Flannery O'Connor was the only child of Edward F. O'Connor and Regina Cline O’Connor. Her father was diagnosed with lupus in 1937; he died on February 1, 1941 when Flannery was 15. The disease was hereditary in the O'Connor family and Flannery O'Connor was devastated by the loss of her father.
O'Connor described herself as a "pigeon-toed child with a receding chin and a you-leave-me-alone-or-I'll-bite-you complex." When O'Connor was six she taught a chicken to walk backwards, and it was this that led to her first experience of being a celebrity. The Pathé News people filmed "Little Mary O'Connor" with her trained chicken, and showed the film around the country. She said, "When I was six I had a chicken that walked backward and was in the Pathe News. I was in it too with the chicken. I was just there to assist the chicken but it was the high point in my life. Everything since has been anticlimax.”
O'Connor attended the Peabody Laboratory School, from which she graduated in 1942. She entered Georgia State College for Women (now Georgia College & State University), in an accelerated three-year program, and graduated in June 1945 with a Social Sciences degree. She almost didn't graduate. In 1946 she was accepted into the prestigious Iowa Writers' Workshop.
In 1949 O'Connor met and eventually accepted an invitation to stay with Robert Fitzgerald (translator of Greek plays and epic poems, including Oedipus Rex and both the Odyssey and the Iliad, and also a respected poet in his own right) and his wife, Sally, in Redding, Connecticut.
In 1951 she was diagnosed with disseminated lupus, and subsequently returned to her ancestral farm, Andalusia, in Milledgeville, Georgia.
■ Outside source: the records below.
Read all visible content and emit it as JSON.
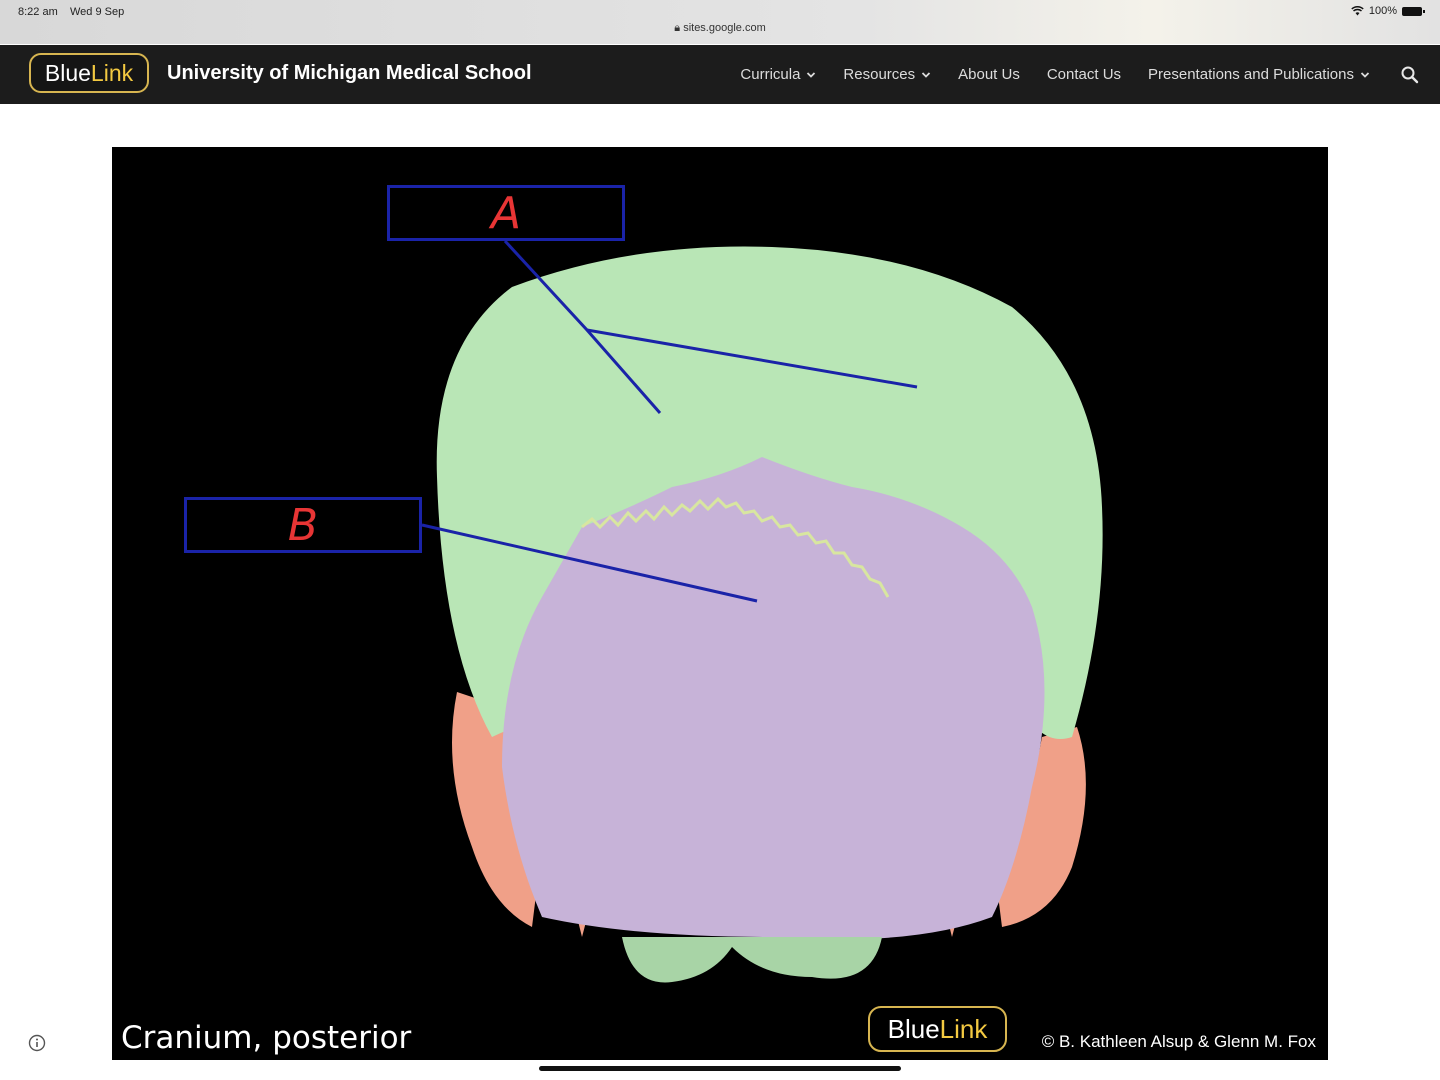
{
  "status_bar": {
    "time": "8:22 am",
    "date": "Wed 9 Sep",
    "url": "sites.google.com",
    "battery": "100%"
  },
  "site": {
    "logo_blue": "Blue",
    "logo_link": "Link",
    "name": "University of Michigan Medical School"
  },
  "nav": {
    "items": [
      {
        "label": "Curricula",
        "has_dropdown": true
      },
      {
        "label": "Resources",
        "has_dropdown": true
      },
      {
        "label": "About Us",
        "has_dropdown": false
      },
      {
        "label": "Contact Us",
        "has_dropdown": false
      },
      {
        "label": "Presentations and Publications",
        "has_dropdown": true
      }
    ],
    "search_icon": "search-icon"
  },
  "figure": {
    "caption": "Cranium, posterior",
    "label_a": "A",
    "label_b": "B",
    "logo_blue": "Blue",
    "logo_link": "Link",
    "copyright": "© B. Kathleen Alsup & Glenn M. Fox"
  },
  "colors": {
    "nav_bg": "#1c1c1c",
    "logo_gold": "#d7b550",
    "parietal_green": "#b9e6b6",
    "occipital_purple": "#c7b3d8",
    "temporal_orange": "#f0a088",
    "leader_line_blue": "#1a23a8",
    "label_red": "#e83535"
  }
}
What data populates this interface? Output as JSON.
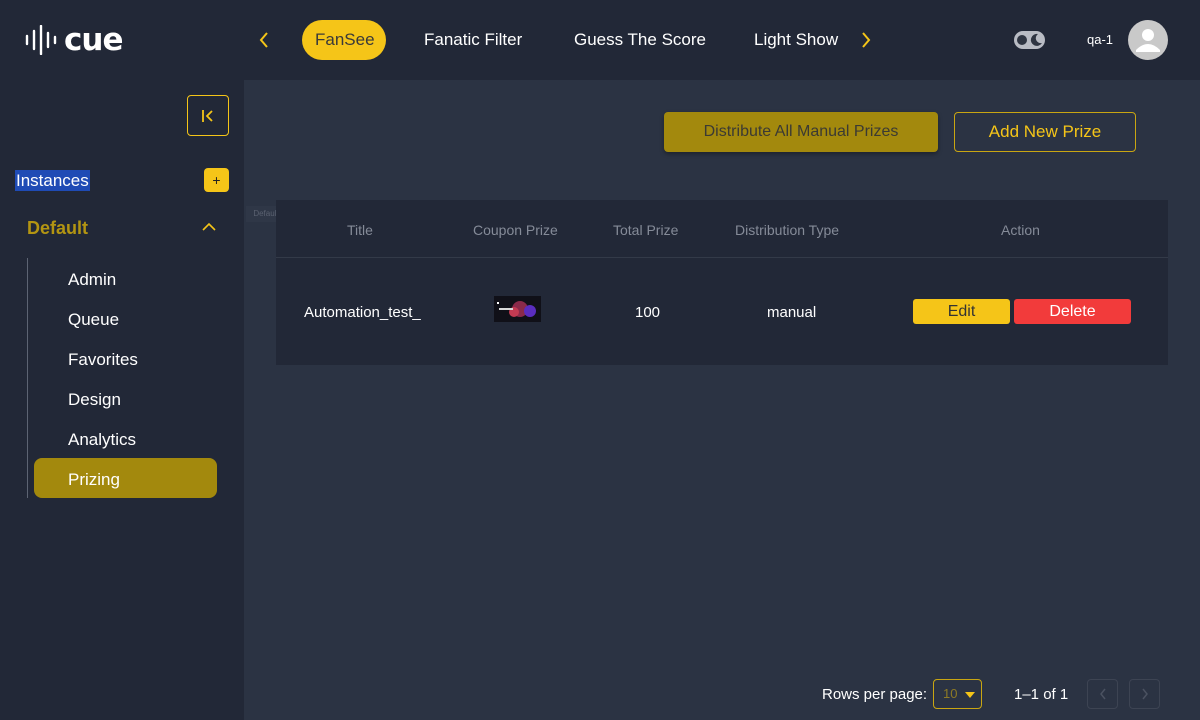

She was expected to live only five more years; she lived nearly 15. At Andalusia, she raised and nurtured some 100 peafowl. Fascinated by birds of all kinds, she raised ducks, hens, geese, and any sort of exotic bird she could obtain, while incorporating images of peacocks into her books. She describes her peacocks in an essay entitled "The King of Birds." Despite her sheltered life, her writing reveals an uncanny grasp of the nuances of human behavior.[original research?] She was a devout Catholic living in the "Bible Belt," the Protestant South. She collected books on Catholic theology and at times gave lectures on faith and literature, traveling quite far despite her frail health. Her bed-time reading was none other than the Summa Theologiae of St. Thomas Aquinas. She also maintained a wide correspondence, including such famous writers as Robert Lowell and Elizabeth Bishop. She never married, relying for companionship on her correspondence and on her close relationship with her mother, Regina Cline O'Connor.
O'Connor completed more than two dozen short stories and two novels while battling lupus. She died on August 3, 1964, at the age of 39, of complications from lupus at Baldwin County Hospital and was buried in Milledgeville, Georgia, at Memory Hill Cemetery. Her mother died in 1997.